Strangely enough, the stock camera app doesn’t actually use the processor as Google says it isn’t needed. And the results back this up: there’s no delay when you take back to back photos on the phone, unlike the original Pixel.
The problem with the Pixel is that it doesn’t have a telephoto lens. Again, Google attempts to get around this with software. Its RAISR system detects patterns and uses this to intelligently create new pixels to make the image larger (and therefore simulate a zoom lens).
It works well in some photos – of people, mainly – but it gets confused with some textures such as leaves on trees or bushes in the background. And, as you’d expect, results aren’t as good as you’ll get from the P20 Pro with its 3x zoom camera.
Photos taken in low light are very good, but again, the P20 Pro outclasses it with its handheld night mode and ability to get great results when there’s almost no light at all. Video is just as impressive as still images (see fave.co/2AB0W9E). Optical stabilization is used with
software to deliver really smooth footage, and it looks great. You’re limited to 30 frames per second at 4K, but this won’t be problem for many people. The main let-down here is audio: it’s mono and simply not as good quality as you get from the Galaxy S9+ or iPhone X.
Slo-mo is a bit behind the times, with options of 120fps at 1080p or 240fps in 720p.
The Pixel 2 XL takes great portraits, and can blur the background despite having just one rear camera. And selfies are also impressive.
Another feature added after the Pixel 2’s launch was AR stickers. You might consider them a gimmick, but being able to add 3D characters or text into a photo or video is a unique ability that really works well.
Better still, Google gives Pixel 2 owners unlimited cloud storage for as many original-quality photos and videos as they like until January 2021.
The experience of taking photos and videos on the Pixel 2 is good. We’ve already mentioned how fast it is, but the camera app’s layout is clean and uncluttered.
A few key controls are placed along the top, though it’s a shame that Portrait mode is hidden in the main menu.
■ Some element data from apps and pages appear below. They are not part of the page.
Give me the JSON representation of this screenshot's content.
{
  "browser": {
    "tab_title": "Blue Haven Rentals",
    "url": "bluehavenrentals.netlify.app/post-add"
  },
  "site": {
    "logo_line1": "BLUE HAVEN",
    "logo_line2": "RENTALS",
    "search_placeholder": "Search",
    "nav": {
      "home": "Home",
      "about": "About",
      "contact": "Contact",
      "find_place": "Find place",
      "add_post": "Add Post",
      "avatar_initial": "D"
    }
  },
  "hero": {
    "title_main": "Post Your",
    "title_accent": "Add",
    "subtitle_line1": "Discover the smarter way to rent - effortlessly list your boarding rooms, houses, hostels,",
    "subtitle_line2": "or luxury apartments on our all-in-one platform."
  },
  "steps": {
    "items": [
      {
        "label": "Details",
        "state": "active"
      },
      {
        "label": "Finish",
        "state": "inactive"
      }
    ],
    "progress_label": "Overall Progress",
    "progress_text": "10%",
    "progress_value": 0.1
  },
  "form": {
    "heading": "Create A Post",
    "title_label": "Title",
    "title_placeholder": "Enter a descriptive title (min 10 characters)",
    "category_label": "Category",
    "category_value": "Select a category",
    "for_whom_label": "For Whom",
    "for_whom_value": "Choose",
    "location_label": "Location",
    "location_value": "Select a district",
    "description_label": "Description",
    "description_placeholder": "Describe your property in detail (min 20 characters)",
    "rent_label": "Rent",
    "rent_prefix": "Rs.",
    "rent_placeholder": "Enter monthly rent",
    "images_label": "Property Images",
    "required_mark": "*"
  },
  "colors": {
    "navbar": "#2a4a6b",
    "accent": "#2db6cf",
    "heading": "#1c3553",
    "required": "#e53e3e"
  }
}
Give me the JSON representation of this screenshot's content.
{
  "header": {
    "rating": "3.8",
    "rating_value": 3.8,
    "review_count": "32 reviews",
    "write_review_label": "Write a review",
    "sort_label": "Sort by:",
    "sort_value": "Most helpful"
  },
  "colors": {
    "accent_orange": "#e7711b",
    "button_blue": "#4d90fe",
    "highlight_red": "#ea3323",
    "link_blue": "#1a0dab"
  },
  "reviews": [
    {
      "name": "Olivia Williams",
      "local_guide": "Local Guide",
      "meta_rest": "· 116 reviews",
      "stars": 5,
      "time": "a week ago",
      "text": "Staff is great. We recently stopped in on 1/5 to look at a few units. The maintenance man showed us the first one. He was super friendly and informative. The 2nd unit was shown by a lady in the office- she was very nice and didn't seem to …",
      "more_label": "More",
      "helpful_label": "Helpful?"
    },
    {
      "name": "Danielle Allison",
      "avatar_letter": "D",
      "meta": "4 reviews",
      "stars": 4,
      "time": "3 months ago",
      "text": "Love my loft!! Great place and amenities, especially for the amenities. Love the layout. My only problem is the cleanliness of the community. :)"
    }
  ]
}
There’s no ‘pro’ mode with options such as shutter speed and white balance, but on the whole you don’t need them as the Pixel 2’s automatic modes do a fantastic job.
We’re still fans of the Pixel 2’s cameras and if you’re not too bothered about having a telephoto lens, super slo-mo or taking photos in near-darkness, then you’ll be very happy with them, too.
In dim light, the U12+ struggles more than its rivals
The 2X zoom camera lets you get closer to your subject with more detail
Google Pixel 2 XL
Just about every photo you take looks stunning with lots of sharp detail, great colours and hardly any noise
Photos taken in low light are very good